[Web page and app entries]
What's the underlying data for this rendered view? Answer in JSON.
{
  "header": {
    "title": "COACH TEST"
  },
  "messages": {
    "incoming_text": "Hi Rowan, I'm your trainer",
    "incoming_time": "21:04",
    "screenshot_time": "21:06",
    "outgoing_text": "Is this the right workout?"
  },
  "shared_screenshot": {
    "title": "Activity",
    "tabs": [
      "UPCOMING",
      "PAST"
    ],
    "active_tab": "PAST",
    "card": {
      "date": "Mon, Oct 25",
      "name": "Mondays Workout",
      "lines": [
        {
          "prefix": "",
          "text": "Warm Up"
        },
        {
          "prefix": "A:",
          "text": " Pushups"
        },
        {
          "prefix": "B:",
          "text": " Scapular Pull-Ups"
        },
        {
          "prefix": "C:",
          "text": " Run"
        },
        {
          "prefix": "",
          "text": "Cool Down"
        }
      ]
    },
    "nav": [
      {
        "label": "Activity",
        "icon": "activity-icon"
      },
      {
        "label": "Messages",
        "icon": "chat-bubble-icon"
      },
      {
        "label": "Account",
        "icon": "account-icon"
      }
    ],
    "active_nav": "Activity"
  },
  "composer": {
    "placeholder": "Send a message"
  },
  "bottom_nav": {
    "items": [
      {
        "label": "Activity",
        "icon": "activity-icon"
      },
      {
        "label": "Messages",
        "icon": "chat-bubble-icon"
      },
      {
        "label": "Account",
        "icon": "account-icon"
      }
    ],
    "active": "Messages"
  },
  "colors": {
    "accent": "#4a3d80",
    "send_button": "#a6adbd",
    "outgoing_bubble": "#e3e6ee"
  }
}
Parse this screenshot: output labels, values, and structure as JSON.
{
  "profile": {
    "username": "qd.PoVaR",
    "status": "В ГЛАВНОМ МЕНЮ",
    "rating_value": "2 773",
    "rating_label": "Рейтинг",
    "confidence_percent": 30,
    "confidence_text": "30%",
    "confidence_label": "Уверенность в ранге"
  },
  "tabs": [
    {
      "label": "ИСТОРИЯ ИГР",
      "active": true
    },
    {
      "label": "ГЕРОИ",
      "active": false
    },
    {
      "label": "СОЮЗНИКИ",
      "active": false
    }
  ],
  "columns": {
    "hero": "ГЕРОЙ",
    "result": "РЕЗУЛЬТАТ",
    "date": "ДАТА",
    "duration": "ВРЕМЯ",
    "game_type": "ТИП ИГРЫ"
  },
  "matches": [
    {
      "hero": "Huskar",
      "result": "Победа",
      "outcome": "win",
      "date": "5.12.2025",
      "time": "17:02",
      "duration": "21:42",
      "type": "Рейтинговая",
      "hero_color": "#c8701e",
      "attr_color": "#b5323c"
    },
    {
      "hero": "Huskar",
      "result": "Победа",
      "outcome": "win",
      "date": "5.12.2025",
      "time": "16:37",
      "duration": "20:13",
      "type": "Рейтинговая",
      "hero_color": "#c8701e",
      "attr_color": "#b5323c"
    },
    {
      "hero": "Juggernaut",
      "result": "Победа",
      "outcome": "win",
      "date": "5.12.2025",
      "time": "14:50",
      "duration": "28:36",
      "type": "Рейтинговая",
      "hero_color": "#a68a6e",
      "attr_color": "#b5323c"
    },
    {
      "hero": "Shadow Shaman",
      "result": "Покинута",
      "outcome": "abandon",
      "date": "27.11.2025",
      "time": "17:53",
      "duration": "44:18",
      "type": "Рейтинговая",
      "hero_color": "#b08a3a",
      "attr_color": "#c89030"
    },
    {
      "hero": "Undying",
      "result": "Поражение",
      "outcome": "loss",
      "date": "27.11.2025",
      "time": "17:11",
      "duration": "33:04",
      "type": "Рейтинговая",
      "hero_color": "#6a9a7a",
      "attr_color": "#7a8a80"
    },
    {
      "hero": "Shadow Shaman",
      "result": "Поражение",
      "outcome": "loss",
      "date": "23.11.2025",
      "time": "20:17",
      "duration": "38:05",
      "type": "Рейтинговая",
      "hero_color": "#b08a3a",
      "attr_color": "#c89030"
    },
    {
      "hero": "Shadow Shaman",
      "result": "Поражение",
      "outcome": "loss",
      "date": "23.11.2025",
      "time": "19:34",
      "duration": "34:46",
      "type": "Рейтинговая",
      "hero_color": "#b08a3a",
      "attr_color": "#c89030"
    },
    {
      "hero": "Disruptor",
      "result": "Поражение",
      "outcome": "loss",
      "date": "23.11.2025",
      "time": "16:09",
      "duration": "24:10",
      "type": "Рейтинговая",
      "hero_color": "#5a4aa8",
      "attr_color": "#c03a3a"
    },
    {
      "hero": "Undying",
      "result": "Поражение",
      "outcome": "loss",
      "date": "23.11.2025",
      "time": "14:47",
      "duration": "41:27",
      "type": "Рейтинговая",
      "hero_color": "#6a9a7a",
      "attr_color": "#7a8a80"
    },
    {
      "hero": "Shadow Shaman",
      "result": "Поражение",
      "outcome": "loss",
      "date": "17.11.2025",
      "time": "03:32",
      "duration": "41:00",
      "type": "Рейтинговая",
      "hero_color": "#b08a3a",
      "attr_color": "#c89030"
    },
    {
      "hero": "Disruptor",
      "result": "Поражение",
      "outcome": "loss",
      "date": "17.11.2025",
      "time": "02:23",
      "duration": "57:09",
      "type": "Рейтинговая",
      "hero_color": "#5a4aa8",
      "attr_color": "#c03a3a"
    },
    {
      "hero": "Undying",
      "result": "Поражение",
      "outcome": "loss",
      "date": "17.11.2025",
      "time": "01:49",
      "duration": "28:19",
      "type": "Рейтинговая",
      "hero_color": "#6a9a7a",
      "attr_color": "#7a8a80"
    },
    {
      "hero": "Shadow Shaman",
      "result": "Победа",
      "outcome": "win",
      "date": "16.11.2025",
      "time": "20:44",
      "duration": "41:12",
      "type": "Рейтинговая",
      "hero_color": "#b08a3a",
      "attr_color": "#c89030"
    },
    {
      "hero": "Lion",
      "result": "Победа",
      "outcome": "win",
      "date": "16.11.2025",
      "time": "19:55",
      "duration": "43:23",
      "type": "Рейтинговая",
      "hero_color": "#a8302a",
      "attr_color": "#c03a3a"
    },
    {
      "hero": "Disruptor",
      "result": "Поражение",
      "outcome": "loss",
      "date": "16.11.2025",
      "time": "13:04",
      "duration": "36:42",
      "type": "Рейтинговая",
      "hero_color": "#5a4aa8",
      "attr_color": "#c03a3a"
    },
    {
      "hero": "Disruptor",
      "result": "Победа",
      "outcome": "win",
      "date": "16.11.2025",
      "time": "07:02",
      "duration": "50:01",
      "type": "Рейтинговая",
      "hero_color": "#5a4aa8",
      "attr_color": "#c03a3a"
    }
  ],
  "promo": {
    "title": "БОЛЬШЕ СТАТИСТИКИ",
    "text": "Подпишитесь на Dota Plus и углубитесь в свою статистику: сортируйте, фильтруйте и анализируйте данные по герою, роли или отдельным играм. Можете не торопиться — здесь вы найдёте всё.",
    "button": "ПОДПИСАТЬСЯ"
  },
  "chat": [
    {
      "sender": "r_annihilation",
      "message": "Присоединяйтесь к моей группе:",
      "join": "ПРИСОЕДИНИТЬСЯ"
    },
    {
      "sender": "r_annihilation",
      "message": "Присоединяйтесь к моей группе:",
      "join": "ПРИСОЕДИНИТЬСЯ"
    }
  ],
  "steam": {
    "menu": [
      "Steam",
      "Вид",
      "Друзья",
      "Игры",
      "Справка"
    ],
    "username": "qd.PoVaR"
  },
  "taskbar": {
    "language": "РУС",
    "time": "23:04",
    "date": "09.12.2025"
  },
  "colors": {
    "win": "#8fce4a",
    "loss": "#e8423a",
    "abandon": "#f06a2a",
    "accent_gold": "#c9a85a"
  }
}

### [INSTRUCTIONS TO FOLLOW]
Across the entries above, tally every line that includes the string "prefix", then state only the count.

### [REPLY TO THE EXERCISE]
5